SUPPLIED RECORDS |
========

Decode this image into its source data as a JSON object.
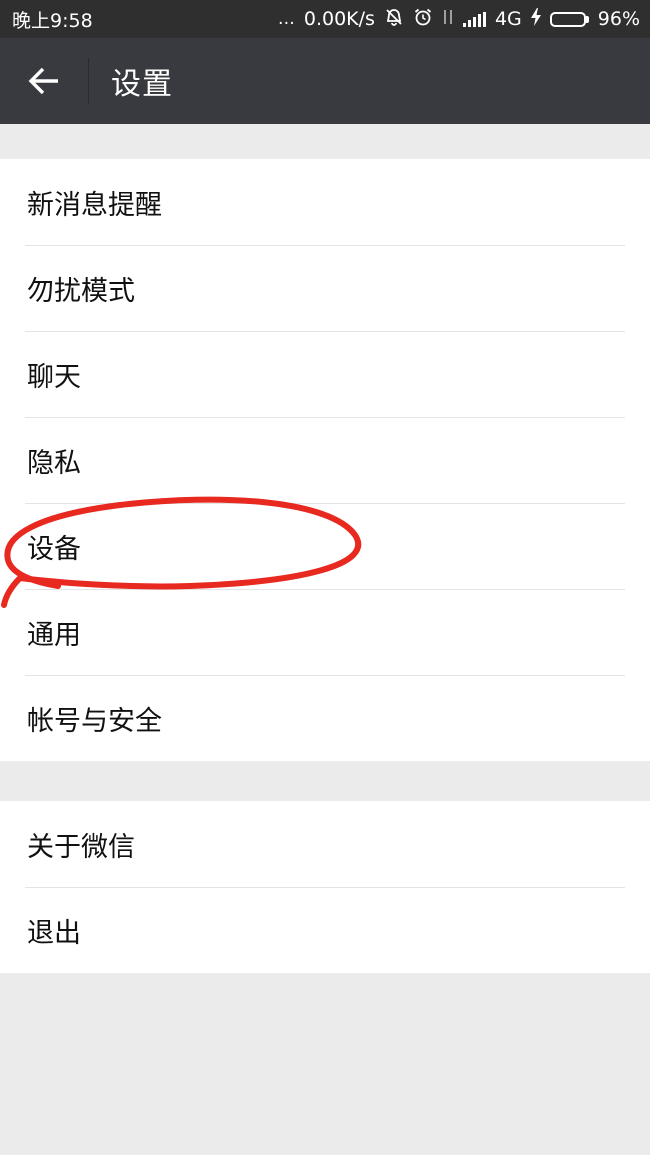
{
  "status_bar": {
    "time": "晚上9:58",
    "dots": "…",
    "net_speed": "0.00K/s",
    "network": "4G",
    "battery_percent": "96%",
    "battery_level": 0.96,
    "icons": [
      "mute-icon",
      "alarm-icon",
      "data-arrows-icon",
      "signal-icon",
      "charging-icon",
      "battery-icon"
    ]
  },
  "header": {
    "back_icon": "arrow-left-icon",
    "title": "设置"
  },
  "groups": [
    {
      "items": [
        {
          "label": "新消息提醒"
        },
        {
          "label": "勿扰模式"
        },
        {
          "label": "聊天"
        },
        {
          "label": "隐私"
        },
        {
          "label": "设备"
        },
        {
          "label": "通用"
        },
        {
          "label": "帐号与安全"
        }
      ]
    },
    {
      "items": [
        {
          "label": "关于微信"
        },
        {
          "label": "退出"
        }
      ]
    }
  ],
  "colors": {
    "status_bar_bg": "#2f2f2f",
    "title_bar_bg": "#393a3f",
    "page_bg": "#ebebeb",
    "annotation": "#e8291f",
    "battery": "#4cd964"
  }
}
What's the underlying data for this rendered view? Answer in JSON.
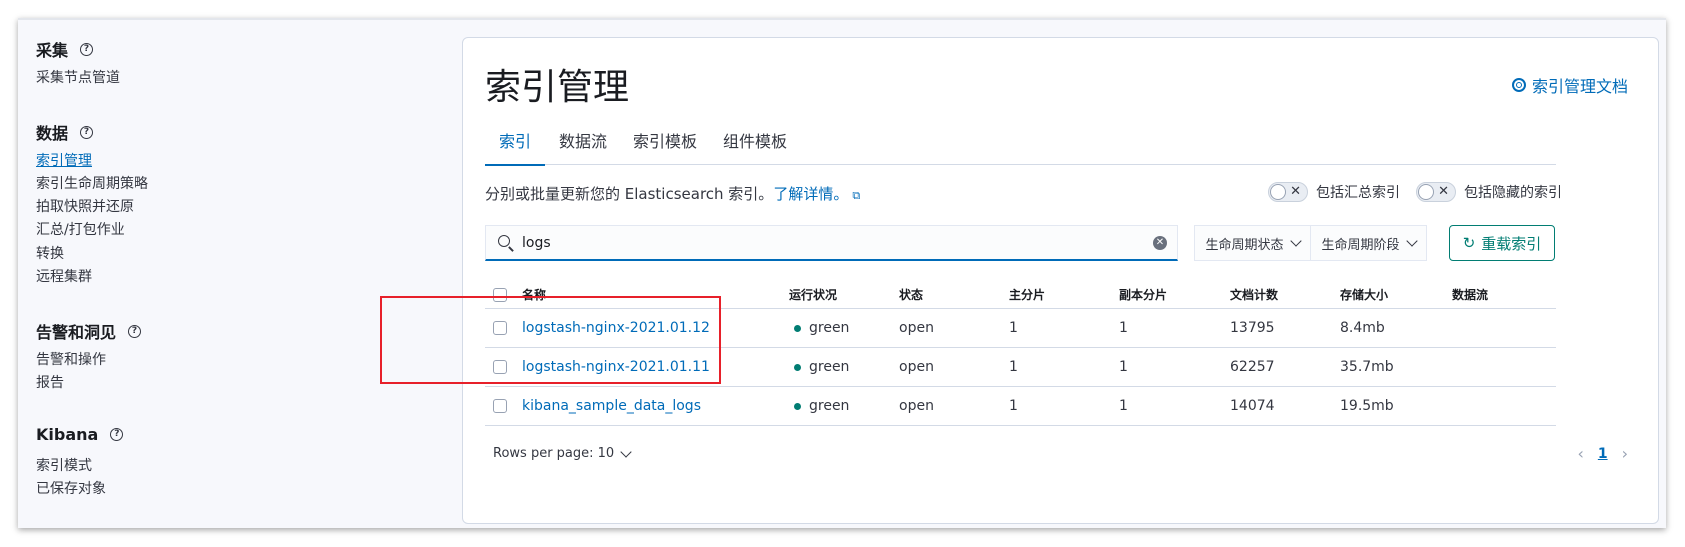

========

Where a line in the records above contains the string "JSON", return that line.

YOUR SOLUTION |
Decode this image into its source data as a JSON object.
What's the underlying data for this rendered view? Answer in JSON.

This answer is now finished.